America’s Biggest Fuel Pipeline Crippled by Massive High-Tech Ransomware Attack

Colonial Pipeline by Orbital Joe is licensed under CC BY-NC-ND 2.0

Colonial pipelines runs a network of pipes and storage facilities all over the United States to move gas and fuel around the country. 

It was recently hit by a massive ransomware cyber attack that closed down its 5,500 mile pipeline from the Gulf Coast to the the northeast United States.

Colonial moves about 100 million gallons per day of gas, diesel and refined petroleum from the Gulf Coast all the way to Linden, New Jersey.

The truth is that America’s electrical and energy grid are far too soft, and many of the devices and systems that run networks like Colonial are old, outdated or in poor repair and therefore able to be hit by cyber attacks. 
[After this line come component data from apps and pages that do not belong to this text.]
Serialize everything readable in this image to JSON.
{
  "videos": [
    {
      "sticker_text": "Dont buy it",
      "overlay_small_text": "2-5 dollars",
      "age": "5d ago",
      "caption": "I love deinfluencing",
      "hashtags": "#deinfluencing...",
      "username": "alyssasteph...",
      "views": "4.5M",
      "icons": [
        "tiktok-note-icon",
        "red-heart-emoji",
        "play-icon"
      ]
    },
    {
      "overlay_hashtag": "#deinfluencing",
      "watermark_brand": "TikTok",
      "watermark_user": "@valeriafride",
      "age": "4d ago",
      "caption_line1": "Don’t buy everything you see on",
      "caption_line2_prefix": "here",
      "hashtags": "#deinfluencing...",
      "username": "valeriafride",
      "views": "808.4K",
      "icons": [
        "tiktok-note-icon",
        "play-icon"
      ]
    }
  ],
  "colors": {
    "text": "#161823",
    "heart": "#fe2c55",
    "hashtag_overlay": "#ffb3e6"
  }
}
Colonial’s pipeline that was shut down by the attack carries 45% of the gas and diesel needed for the entire East Coast of the United States, so this news is extremely important. 

Cyber attacks are now a leading national security danger for the United States. 

Something must be done. 

First, we have to understand exactly what happened here. 

Colonial pipeline company by peripathetic is licensed under CC BY-NC-SA 2.0

What Exactly Happened Here?

The Department of Homeland Security (DHS) and various agencies have known for many years that the US energy sector is vulnerable to cyberattack. They have been advising and working to improve that. 

With over 2.5 million miles of pipelines, America’s energy sector is especially vulnerable to viruses and computer infections that cripple its systems and bring the network of pipes to a halt by jamming the communication between the thousands of sensors, devices, valves and meters, especially at the large refineries themselves. 

Officials believe that a Russian criminal network of hackers called DarkSide may be behind the attack. DarkSide is skilled at extorting and blackmailing companies by launching ransomware and other attacks. 

Ransomware is a cyber attack method that blocks you from getting access to your own data. Hackers interrupt and seize the communications data and files, encrypting and locking them and making the system fail until you pay the “ransom” or request they demand. 

Commerce Secretary Gina Raimondo said the government – primarily the Department of Energy – is working to get Colonial’s thousands of miles back online, but it’s still mostly down. 

“These sorts of attacks are becoming more frequent. They’re here to stay,” Raimondo said.

“We are in the process of restoring service to other laterals and will bring our full system back online only when we believe it is safe to do so, and in full compliance with the approval of all federal regulations,” Colonial updated, adding that its core systems weren’t affected and that it shut everything down preemptively in order to contain the breach. 

At this point, officials do not believe that DarkSide was operating on behalf of the Russian government. Details of what ransom was asked or the exact extent of the intrusion have not been made public, likely for national security reasons and to avoid publicizing the effectiveness or failure of the attack to the criminals themselves. 

Red Alert

Despite the fact that DarkSide was not believed to be working for any government, this shows just how much the US needs to harden up its grid. 

“This could be the most impactful ransomware attack in history, a cyber disaster turning into a real-world catastrophe. It’s an absolute nightmare, and it’s a recurring nightmare,” explained CEO and co-founder of Illumio cybersecurity company Andrew Rubin.

“Organizations continue to rely and invest entirely on detection, as if they can stop all breaches from happening. But this approach misses attacks over and over again. Before the next inevitable breach, the president and Congress need to take action on our broken security model,” Rubin added. 

He’s right.

If DarkSide really is a non-state actor, that doesn’t change that this has geopolitical implications, especially since it shows how nations like Russia, China, Iran and North Korea allow hackers and cyber terrorists free reign to do what they want. 

DarkSide keeps a website with all the dirt it’s published on people and companies who wouldn’t pay its ransoms. 

Colonial says the pipeline network will be back online in the near future but hasn’t given an actual date. The market is expected to stabilize, but this has still been a shocking and devastating cyber attack.